■ **WHAT IS EXPECTED**: How many lines in the entries below contain the word "DOOMDIR"? Answer with the number and nothing else.

■ **EXERCISE DATA**:
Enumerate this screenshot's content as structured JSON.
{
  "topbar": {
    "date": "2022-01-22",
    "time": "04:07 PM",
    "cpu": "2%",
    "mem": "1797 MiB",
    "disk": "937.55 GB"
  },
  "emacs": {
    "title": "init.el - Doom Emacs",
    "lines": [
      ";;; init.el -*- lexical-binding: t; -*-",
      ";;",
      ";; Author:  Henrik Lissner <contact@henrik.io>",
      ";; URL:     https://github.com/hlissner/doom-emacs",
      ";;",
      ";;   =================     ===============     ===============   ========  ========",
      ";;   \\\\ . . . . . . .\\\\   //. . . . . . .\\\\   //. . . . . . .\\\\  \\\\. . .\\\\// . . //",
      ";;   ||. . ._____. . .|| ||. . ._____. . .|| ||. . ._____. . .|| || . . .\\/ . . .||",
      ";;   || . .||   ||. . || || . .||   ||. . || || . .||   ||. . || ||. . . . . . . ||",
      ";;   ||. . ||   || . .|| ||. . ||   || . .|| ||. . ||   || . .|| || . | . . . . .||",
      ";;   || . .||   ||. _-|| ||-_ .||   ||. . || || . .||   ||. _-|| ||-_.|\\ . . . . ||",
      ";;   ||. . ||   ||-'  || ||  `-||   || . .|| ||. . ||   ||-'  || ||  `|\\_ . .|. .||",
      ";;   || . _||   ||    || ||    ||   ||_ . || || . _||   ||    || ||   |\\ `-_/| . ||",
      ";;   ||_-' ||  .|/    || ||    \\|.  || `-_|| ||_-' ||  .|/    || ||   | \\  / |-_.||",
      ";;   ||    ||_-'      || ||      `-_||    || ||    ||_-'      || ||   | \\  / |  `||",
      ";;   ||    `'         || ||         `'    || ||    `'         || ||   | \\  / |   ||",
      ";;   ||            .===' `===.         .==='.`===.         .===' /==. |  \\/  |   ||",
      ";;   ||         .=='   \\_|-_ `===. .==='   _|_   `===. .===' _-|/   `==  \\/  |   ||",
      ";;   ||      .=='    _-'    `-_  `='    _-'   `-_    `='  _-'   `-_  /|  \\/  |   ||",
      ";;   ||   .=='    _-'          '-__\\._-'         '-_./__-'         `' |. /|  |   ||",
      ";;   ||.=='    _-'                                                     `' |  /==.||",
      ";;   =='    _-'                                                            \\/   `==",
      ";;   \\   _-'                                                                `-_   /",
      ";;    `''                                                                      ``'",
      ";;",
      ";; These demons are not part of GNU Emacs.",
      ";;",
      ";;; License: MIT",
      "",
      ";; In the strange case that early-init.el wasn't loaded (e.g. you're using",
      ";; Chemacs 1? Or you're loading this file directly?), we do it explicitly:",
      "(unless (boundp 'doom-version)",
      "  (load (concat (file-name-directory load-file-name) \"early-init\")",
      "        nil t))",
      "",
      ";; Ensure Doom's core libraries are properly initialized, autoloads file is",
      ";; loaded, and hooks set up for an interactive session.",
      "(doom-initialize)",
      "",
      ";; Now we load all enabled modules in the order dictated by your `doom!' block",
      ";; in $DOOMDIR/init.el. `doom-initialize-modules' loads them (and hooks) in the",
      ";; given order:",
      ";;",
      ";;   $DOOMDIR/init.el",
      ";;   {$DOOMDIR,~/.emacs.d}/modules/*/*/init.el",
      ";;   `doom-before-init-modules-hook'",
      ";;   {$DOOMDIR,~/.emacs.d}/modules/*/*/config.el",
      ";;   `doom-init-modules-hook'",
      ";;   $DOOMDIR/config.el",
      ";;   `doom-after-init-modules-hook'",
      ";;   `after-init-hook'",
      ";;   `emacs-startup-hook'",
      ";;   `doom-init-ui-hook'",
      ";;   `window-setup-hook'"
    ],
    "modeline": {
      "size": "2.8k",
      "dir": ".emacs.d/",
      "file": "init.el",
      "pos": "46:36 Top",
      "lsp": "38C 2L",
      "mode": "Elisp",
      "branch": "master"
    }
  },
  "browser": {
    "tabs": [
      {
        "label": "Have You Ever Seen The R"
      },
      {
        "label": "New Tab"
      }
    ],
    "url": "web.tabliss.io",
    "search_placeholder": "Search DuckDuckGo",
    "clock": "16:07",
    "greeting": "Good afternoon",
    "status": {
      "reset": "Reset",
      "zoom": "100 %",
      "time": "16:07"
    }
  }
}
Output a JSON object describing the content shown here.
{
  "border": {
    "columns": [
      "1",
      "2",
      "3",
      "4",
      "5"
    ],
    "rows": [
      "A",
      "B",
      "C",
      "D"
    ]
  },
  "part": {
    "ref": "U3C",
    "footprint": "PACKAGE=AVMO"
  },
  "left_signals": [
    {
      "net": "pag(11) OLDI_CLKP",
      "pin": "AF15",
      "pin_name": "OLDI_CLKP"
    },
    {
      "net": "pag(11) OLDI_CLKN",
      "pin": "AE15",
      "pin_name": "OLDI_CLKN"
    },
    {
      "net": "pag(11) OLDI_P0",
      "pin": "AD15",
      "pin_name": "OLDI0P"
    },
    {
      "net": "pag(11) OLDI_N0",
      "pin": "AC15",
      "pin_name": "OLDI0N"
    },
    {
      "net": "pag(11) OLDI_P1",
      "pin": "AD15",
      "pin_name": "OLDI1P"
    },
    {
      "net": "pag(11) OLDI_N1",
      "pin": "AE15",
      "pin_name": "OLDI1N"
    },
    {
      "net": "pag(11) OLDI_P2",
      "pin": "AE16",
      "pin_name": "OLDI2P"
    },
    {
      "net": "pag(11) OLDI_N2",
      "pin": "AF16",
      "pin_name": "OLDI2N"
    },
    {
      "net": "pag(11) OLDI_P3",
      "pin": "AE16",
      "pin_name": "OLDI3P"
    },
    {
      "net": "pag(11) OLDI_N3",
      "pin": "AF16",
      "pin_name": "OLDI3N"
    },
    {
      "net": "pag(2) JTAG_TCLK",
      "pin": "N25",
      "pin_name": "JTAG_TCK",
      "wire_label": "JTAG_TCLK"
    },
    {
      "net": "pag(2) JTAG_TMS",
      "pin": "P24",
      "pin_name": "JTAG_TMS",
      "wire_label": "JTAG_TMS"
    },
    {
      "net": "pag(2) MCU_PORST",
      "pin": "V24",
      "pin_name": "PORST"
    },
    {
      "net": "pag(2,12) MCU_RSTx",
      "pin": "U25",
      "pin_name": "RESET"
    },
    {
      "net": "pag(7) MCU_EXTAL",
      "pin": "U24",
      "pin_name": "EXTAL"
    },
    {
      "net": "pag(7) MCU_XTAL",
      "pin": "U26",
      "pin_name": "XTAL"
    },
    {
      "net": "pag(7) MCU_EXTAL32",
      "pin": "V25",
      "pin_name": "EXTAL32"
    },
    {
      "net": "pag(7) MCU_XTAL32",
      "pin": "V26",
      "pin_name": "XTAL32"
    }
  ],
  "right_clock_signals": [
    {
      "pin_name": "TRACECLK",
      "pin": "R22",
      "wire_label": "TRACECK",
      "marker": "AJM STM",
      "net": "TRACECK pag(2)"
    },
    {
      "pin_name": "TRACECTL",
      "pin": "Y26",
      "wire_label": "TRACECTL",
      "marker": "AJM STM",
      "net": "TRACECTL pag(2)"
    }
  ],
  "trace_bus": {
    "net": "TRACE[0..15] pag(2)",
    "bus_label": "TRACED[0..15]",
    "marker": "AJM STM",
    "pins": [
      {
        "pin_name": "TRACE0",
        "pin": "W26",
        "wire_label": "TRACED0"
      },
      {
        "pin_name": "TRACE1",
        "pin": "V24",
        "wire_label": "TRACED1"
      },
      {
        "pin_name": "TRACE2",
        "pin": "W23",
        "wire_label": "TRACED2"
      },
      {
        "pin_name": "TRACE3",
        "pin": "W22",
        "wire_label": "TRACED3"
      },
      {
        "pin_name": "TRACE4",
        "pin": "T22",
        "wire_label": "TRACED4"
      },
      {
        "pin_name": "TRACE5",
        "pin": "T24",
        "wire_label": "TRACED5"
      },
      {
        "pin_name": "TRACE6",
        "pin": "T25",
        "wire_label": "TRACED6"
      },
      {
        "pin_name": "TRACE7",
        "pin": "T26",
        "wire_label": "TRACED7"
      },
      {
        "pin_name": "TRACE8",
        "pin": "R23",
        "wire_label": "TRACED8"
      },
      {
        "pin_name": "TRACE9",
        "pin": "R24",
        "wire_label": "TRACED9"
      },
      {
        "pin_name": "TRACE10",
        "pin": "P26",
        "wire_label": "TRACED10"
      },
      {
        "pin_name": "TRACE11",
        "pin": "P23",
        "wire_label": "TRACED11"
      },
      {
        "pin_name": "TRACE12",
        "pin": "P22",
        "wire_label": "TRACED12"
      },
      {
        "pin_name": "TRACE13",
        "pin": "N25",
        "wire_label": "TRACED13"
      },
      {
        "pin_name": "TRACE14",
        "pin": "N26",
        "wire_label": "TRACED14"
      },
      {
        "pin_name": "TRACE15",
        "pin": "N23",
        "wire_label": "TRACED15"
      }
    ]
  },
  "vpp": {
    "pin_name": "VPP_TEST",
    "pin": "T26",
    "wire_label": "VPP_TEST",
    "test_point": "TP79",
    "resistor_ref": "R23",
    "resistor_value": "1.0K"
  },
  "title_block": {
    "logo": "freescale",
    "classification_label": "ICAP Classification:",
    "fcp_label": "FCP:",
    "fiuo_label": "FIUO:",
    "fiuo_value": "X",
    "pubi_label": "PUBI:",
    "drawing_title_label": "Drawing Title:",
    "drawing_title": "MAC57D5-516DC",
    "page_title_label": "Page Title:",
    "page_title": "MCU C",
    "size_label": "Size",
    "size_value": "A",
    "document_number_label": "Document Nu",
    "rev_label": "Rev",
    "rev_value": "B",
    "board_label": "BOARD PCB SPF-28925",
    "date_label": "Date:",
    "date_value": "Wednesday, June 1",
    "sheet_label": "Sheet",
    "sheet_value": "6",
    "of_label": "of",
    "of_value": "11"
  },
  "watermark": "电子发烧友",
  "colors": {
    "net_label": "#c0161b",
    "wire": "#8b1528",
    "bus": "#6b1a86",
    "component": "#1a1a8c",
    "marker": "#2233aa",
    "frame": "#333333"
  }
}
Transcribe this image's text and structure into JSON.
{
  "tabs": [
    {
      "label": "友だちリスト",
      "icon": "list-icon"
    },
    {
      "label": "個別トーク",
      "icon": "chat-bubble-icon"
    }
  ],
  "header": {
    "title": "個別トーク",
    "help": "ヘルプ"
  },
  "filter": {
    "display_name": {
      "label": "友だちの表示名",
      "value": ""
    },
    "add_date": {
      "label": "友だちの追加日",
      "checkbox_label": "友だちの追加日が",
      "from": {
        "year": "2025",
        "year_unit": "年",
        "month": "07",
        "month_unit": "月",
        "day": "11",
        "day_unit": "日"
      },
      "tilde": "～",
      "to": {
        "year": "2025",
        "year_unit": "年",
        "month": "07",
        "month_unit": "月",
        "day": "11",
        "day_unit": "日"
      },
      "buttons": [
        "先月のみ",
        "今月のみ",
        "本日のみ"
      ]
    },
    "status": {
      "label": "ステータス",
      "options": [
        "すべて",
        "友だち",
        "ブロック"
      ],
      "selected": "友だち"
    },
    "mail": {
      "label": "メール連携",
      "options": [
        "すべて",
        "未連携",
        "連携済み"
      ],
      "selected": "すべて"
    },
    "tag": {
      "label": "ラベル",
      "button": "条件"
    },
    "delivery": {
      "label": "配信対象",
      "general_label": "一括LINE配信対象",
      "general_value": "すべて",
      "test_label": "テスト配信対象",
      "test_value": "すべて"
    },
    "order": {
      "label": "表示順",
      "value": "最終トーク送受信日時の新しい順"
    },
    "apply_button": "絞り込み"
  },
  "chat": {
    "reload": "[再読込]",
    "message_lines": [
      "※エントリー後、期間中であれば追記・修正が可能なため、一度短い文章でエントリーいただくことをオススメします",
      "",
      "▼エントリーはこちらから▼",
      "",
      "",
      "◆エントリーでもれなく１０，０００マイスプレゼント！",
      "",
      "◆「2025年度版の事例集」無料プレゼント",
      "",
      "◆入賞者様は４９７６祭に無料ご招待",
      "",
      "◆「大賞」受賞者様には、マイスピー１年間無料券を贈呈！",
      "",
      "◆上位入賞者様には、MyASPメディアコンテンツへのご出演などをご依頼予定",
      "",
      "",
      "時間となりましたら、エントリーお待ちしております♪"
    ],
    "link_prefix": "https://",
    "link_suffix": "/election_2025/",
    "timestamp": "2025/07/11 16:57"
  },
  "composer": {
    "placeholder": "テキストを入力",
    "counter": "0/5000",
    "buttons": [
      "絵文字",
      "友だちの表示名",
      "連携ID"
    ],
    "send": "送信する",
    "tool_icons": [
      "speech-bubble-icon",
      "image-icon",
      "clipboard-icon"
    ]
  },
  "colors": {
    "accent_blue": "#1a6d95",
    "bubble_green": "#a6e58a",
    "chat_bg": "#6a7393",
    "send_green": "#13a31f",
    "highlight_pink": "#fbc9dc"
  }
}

■ **ANSWER TO THIS TASK**: 5